### EXERCISE
Every line in the records below with the string "Navigate" needs to be copied out.

Data records for software interfaces:

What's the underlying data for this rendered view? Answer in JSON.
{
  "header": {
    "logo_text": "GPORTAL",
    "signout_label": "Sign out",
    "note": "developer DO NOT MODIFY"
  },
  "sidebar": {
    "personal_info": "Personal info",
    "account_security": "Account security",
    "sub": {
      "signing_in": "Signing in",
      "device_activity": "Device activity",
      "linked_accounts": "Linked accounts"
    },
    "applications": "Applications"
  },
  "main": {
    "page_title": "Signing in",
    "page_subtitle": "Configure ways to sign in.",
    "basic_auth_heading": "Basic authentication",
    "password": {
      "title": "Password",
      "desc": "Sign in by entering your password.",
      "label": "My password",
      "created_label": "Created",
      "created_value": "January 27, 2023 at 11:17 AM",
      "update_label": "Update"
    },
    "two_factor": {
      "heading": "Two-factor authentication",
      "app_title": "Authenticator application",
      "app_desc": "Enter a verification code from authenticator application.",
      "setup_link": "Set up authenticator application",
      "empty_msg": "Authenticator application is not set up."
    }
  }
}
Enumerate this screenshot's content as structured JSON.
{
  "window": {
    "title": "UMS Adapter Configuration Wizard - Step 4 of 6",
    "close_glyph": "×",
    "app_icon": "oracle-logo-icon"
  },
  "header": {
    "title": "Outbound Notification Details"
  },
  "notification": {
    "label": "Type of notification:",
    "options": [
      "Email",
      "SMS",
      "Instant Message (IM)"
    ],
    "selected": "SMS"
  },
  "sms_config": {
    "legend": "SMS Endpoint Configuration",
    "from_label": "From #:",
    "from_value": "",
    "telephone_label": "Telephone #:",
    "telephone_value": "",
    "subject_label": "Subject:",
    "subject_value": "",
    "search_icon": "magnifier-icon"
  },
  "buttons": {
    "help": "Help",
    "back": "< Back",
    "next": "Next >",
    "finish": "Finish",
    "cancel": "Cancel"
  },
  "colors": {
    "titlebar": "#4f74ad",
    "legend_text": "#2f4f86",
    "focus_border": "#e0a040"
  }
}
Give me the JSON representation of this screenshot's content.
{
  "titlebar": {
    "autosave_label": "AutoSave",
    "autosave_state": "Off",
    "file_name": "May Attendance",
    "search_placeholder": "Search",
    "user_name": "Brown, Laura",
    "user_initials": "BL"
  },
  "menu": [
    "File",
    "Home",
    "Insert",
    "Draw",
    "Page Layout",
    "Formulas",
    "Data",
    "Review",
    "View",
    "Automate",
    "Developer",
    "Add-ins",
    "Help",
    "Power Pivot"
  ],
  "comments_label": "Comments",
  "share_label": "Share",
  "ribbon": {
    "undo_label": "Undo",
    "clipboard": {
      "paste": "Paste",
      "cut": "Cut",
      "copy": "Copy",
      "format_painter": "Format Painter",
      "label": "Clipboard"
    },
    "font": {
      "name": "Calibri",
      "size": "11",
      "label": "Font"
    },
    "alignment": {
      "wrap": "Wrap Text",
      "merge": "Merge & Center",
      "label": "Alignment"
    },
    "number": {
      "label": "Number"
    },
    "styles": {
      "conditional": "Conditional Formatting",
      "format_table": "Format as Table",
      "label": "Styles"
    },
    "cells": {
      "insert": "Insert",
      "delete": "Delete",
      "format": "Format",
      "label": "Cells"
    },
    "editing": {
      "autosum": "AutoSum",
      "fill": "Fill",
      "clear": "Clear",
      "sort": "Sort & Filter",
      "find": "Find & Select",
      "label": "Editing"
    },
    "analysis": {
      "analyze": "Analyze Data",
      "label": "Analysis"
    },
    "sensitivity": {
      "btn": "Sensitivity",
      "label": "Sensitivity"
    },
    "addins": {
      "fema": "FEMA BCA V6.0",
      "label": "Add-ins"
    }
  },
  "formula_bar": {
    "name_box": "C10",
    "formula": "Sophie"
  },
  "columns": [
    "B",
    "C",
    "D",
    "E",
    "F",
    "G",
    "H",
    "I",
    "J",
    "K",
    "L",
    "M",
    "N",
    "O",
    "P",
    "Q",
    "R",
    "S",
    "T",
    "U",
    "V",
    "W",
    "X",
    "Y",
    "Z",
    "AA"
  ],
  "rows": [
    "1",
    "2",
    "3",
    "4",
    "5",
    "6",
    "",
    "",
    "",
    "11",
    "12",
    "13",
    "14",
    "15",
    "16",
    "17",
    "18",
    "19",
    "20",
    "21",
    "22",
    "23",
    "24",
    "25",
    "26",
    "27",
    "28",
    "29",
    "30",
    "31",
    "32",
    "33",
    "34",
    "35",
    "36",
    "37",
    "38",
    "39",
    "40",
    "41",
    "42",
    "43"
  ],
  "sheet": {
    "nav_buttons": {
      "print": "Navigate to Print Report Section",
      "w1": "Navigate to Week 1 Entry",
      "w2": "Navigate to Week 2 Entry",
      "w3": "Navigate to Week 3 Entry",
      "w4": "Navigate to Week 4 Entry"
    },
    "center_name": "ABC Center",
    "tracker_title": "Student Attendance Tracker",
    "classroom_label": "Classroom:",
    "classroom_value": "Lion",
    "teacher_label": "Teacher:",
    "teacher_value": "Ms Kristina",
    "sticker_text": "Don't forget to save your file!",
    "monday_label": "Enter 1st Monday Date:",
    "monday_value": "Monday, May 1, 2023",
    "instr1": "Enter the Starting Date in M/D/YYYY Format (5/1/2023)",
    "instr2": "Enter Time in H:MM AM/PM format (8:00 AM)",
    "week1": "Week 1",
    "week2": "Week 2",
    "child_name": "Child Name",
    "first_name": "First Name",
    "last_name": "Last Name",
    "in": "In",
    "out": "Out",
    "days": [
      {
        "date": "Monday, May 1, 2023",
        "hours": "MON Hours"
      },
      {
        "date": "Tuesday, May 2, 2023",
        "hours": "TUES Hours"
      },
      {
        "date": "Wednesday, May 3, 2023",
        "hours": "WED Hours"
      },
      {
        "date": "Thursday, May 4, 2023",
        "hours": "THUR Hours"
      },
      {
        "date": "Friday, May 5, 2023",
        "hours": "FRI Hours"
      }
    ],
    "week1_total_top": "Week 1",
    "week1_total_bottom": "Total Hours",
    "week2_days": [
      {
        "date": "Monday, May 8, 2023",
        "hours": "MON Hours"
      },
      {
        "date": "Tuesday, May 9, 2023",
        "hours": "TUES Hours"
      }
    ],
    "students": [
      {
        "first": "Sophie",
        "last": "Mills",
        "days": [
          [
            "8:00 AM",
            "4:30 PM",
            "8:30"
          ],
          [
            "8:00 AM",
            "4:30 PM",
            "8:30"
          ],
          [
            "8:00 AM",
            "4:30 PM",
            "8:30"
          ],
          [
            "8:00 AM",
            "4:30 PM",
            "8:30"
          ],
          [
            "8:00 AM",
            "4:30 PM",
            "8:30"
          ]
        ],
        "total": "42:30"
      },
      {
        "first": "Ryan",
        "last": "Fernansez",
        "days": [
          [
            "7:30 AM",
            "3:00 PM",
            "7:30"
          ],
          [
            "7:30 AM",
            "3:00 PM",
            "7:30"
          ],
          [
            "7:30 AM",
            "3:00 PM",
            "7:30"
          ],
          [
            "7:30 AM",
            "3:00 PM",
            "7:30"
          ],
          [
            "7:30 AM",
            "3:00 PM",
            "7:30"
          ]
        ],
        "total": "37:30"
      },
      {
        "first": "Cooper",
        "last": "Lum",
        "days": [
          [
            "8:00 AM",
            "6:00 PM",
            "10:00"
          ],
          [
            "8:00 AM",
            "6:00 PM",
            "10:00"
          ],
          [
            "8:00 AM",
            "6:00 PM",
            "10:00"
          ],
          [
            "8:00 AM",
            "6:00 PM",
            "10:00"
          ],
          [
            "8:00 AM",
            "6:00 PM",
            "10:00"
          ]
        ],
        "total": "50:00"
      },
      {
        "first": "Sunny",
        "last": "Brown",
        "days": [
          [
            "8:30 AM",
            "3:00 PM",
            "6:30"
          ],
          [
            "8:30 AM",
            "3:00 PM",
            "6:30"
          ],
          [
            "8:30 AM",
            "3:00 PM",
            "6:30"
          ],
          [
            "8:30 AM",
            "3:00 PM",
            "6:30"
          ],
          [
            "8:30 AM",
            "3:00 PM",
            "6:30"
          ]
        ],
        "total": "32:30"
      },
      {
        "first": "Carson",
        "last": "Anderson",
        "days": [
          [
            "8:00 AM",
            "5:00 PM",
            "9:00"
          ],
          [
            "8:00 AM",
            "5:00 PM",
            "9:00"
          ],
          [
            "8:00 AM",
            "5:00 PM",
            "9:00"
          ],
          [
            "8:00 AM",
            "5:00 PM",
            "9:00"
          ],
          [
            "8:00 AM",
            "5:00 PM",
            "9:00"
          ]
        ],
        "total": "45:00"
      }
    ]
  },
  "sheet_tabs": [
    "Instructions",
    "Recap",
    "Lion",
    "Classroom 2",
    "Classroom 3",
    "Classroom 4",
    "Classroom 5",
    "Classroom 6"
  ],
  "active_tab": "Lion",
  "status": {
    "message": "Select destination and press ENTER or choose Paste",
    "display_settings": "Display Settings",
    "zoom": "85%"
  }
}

### RESPONSE
      "print": "Navigate to Print Report Section",
      "w1": "Navigate to Week 1 Entry",
      "w2": "Navigate to Week 2 Entry",
      "w3": "Navigate to Week 3 Entry",
      "w4": "Navigate to Week 4 Entry"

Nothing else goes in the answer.